What do you get when you mix colorful South American flair, European architecture and San Francisco-steep hills? You get the city of Valparaiso, Chile. Founded in 1543 and known as the “Pearl of the Pacific,” Valpo was once a thriving port city and stopping place of choice for ships on their way to the California gold rush in the 19th century. Although the “golden age” of Valparaiso ended with the completion of the Panama Canal in 1914 (meaning that ships no longer needed to round Cape Horn), its cobbled alleys, rickety funiculars and picturesque ocean views led this stunning Chilean city to be designated a UNESCO World Heritage site in 2003.

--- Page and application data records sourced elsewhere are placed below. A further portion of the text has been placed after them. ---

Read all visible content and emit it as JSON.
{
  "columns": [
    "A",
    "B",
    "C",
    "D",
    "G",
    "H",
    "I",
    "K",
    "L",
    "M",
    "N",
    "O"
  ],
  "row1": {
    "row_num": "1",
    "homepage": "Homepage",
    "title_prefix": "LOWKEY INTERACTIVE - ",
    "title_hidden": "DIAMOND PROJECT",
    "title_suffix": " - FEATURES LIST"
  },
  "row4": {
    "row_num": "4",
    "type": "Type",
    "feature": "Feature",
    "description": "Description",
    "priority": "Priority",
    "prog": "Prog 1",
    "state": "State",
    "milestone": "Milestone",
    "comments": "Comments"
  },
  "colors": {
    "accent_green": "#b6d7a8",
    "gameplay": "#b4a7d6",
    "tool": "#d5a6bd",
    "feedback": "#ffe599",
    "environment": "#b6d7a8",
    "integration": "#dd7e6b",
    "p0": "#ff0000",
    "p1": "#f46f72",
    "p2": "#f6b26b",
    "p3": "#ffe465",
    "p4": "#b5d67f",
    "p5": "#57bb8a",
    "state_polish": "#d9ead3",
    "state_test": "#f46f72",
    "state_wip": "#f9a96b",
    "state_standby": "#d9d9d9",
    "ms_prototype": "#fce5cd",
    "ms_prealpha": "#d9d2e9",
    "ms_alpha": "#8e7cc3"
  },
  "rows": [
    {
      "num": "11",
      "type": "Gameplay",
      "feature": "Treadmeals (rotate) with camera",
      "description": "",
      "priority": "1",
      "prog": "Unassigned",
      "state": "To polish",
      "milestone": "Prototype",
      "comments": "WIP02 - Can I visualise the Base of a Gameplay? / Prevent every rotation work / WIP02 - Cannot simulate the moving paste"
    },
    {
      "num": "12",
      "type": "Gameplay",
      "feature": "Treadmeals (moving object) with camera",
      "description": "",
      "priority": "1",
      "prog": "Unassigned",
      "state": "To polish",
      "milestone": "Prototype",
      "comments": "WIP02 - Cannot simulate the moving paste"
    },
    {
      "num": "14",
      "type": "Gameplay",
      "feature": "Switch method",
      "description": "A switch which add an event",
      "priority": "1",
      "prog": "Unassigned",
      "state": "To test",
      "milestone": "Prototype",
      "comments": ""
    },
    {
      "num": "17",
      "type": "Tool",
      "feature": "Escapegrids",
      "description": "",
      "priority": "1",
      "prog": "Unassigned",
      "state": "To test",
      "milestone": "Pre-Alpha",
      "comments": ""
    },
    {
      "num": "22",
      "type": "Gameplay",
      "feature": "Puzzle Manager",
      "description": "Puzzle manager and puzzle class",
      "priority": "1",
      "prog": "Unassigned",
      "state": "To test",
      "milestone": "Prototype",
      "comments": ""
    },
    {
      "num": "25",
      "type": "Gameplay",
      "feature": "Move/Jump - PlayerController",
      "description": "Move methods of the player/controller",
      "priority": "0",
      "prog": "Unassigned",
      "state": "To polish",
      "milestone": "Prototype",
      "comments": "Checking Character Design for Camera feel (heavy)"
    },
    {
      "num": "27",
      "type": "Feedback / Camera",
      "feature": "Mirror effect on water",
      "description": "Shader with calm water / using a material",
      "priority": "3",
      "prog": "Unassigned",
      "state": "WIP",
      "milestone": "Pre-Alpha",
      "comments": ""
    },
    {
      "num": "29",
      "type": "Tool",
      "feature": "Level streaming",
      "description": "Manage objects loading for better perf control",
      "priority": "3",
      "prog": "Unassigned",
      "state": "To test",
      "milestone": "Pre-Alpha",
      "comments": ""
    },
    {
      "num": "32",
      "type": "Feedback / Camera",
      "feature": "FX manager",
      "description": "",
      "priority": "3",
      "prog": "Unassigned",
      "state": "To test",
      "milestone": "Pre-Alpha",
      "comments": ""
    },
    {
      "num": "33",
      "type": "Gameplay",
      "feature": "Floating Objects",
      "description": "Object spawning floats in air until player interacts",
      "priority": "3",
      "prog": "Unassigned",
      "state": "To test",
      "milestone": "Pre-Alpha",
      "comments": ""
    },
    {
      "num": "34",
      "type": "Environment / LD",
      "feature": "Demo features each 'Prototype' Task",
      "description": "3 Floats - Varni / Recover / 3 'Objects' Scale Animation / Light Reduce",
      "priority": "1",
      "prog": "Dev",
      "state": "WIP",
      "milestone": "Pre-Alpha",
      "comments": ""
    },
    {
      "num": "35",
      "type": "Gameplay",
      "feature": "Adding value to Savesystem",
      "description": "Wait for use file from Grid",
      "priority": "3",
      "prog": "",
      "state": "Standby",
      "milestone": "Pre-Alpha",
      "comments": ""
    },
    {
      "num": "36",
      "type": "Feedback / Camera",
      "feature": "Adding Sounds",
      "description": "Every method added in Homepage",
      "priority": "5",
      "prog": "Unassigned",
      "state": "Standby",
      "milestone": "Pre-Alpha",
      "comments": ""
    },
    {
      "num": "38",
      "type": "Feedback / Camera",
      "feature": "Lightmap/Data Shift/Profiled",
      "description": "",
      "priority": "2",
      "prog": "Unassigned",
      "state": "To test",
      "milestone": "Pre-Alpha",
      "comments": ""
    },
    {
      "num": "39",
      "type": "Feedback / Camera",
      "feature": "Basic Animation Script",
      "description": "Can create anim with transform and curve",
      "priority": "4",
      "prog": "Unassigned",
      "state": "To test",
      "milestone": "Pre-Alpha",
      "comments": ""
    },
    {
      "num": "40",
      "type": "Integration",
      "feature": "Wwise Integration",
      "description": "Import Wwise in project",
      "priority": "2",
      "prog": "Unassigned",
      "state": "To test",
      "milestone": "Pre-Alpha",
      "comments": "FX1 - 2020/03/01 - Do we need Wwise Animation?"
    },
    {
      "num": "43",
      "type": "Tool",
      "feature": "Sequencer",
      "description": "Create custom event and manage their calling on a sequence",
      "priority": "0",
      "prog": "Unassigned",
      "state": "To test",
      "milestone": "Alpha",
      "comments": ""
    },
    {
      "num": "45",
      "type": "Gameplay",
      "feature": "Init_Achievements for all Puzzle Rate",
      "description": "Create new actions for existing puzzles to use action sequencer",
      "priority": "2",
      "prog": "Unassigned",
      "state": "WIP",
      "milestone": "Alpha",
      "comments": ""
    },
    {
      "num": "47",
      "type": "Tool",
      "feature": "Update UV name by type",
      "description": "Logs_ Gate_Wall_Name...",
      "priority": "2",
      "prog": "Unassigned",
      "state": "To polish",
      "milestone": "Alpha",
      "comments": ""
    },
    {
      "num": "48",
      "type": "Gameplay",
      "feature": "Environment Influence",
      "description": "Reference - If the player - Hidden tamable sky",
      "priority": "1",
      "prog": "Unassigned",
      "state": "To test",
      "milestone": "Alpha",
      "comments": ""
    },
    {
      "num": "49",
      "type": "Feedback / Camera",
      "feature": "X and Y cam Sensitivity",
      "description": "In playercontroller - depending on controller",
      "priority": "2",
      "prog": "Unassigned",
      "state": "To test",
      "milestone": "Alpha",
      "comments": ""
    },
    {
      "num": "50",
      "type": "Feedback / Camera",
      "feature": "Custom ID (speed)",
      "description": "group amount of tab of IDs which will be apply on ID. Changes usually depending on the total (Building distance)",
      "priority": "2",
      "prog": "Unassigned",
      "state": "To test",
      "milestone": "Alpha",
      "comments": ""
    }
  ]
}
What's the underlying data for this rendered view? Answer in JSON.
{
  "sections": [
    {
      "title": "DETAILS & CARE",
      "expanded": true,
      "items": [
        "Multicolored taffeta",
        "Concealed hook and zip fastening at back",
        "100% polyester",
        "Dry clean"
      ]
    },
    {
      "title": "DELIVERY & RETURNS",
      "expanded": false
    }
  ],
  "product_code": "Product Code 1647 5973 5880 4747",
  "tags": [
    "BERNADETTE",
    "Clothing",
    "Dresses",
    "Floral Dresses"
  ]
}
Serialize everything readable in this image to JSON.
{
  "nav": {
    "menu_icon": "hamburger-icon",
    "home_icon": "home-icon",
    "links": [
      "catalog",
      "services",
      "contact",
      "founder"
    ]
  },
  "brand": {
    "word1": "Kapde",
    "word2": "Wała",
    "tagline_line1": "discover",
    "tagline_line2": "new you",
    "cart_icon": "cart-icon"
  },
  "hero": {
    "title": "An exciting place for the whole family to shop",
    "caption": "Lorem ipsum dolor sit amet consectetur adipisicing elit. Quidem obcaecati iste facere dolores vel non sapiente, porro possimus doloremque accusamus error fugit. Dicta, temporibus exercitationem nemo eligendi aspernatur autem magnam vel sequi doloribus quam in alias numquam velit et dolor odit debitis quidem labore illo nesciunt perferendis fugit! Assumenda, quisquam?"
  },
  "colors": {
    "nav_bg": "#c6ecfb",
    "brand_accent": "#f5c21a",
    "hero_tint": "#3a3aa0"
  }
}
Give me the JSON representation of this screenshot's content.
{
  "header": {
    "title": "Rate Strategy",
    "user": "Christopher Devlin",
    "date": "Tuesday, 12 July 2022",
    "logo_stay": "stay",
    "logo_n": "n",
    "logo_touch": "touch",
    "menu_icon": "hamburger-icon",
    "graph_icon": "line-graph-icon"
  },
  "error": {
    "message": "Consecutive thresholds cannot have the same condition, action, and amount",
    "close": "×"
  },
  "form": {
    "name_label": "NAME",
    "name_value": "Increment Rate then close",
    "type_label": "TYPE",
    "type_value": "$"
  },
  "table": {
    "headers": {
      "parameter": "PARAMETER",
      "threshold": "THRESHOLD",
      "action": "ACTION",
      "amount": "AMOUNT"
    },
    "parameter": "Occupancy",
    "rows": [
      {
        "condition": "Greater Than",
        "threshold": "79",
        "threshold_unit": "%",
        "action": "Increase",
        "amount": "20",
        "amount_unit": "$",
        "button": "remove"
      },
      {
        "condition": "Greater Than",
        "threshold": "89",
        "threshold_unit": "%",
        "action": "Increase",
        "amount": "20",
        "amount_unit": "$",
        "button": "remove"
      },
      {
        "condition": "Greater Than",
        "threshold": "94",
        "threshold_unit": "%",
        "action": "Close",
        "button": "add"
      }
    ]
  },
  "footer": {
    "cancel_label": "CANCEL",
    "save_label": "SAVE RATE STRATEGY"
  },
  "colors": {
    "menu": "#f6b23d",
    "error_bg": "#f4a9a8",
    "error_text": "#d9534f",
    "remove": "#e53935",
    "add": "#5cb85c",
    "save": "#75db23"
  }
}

You may not need to refill your water supply and rest your weary sea legs these days, but the strikingly vibrant street art is what’s attracting modern visitors to this boho Mecca. With murals splashed across every wall, door and fence, homes and buildings drip with creativity. In fact, it seems that to walk about Valpo’s labyrinthine streets is to peruse an open-air museum. On my one day self guided walking tour of the city (thanks National Geographic Traveller), I meandered through gothic cemeteries, stately plazas and bohemian enclaves, all the while taking in the funky street art.
Though some see Valparaiso as a gritty, dirty and poverty stricken city, I see it as a city striving to regain it’s once splendid grandeur. It was the last stop on my 2013 Argentina and Chile tour, and by far one of my favorites. Valparaiso, may we meet again!